The rules are very similar to regular baseball, but no base running is involved. Tennis balls are used instead of baseballs, and each team is made up of three players (one pitcher and two outfielders). The strike zone is a square board that is placed on the handles of a lawn chair. The field is divided into different sections with the farther sections being worth more bases (single, double, triple, homerun - click here for the dimensions). Any ball that is caught in the air is an out. However, if the ball is not caught, wherever the ball hits the ground first determines the number of bases the hitter is awarded. The defense does have a chance on every play to get the batter out. If they are able to throw the ball from the spot of first contact with the ground and hit any part of the chair (bounces included), the batter is out. This means it is possible for a batter to hit a ball past the homerun line and still be thrown out. Each team receives three outs per inning and all games are 9 innings long (doubleheaders are a very common occurrence). Another interesting feature in chair baseball is that every player must hit because there are no walks. Instead of 4 balls equaling a walk, 6 balls thrown takes off a strike. For example, if the count is 5-1 and a ball is thrown, the new count becomes 0-0 (the balls reset to 0 and one strike is taken away). This encourages every player to be a hitter. A couple of defensive rules are also used. There has to be one player on each side of the pitcher's mound when the ball is pitched, however once the ball is thrown a player can move anywhere on the field with one exception. An outfielder may not enter the road to catch a homerun ball at any time. If his momentum carries him into the road after a catch, the catch is disallowed and he must try to throw the batter out. Also, all outfielders must start no farther back than the triple line (the middle one). In right field, a player may not start inside of the dog's pen, however, once the ball is hit the player may enter the pen to make a catch.
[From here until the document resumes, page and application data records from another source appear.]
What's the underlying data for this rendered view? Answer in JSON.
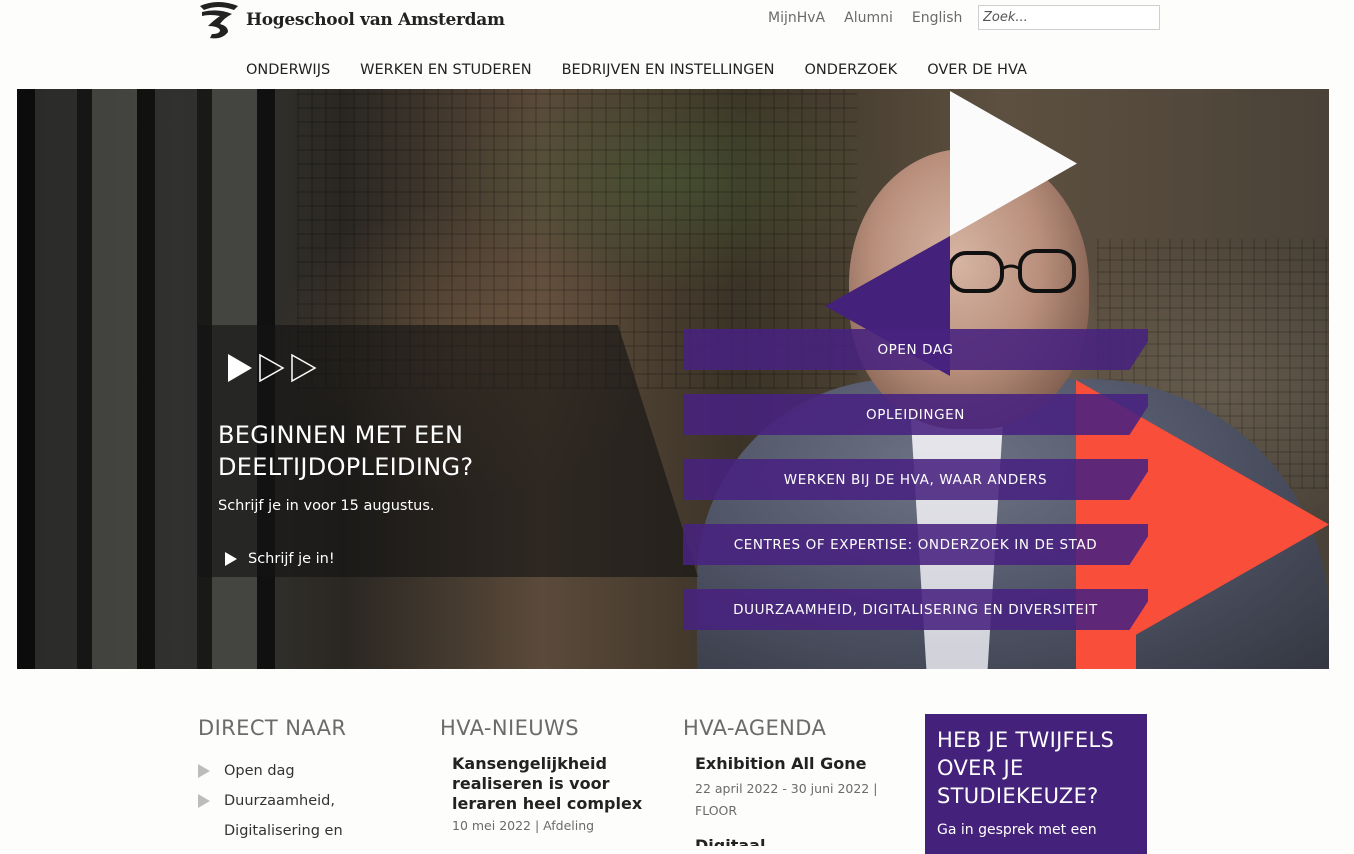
{
  "header": {
    "logo_text": "Hogeschool van Amsterdam",
    "top_links": [
      "MijnHvA",
      "Alumni",
      "English"
    ],
    "search_placeholder": "Zoek..."
  },
  "nav": {
    "items": [
      "ONDERWIJS",
      "WERKEN EN STUDEREN",
      "BEDRIJVEN EN INSTELLINGEN",
      "ONDERZOEK",
      "OVER DE HVA"
    ]
  },
  "hero": {
    "title": "BEGINNEN MET EEN DEELTIJDOPLEIDING?",
    "subtitle": "Schrijf je in voor 15 augustus.",
    "cta": "Schrijf je in!",
    "menu": [
      "OPEN DAG",
      "OPLEIDINGEN",
      "WERKEN BIJ DE HVA, WAAR ANDERS",
      "CENTRES OF EXPERTISE: ONDERZOEK IN DE STAD",
      "DUURZAAMHEID, DIGITALISERING EN DIVERSITEIT"
    ],
    "colors": {
      "purple": "#44217a",
      "orange": "#f84e3a"
    }
  },
  "direct": {
    "title": "DIRECT NAAR",
    "items": [
      "Open dag",
      "Duurzaamheid,",
      "Digitalisering en"
    ]
  },
  "news": {
    "title": "HVA-NIEUWS",
    "item_title": "Kansengelijkheid realiseren is voor leraren heel complex",
    "item_meta": "10 mei 2022 | Afdeling"
  },
  "agenda": {
    "title": "HVA-AGENDA",
    "item_title": "Exhibition All Gone",
    "item_meta": "22 april 2022 - 30 juni 2022 | FLOOR",
    "next_title": "Digitaal onderwijs"
  },
  "doubt": {
    "title": "HEB JE TWIJFELS OVER JE STUDIEKEUZE?",
    "text": "Ga in gesprek met een"
  }
}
The evolution of the Chair Baseball chair reached a new high on June 15, 2003 when the first custom-built chair, built by Gary Crampton, made it's debut in a game. The new chair provides a more accurate strike zone of 30 inches in height and 24 inches in width. Prior to the new chair, officials estimated that the league had gone through between 3 and 5 chairs over the past 6 years. Shown below is a timeline of some of chair baseball's past chairs.
**For all your woodworking needs, contact Gary Crampton in Robinson, Illinois!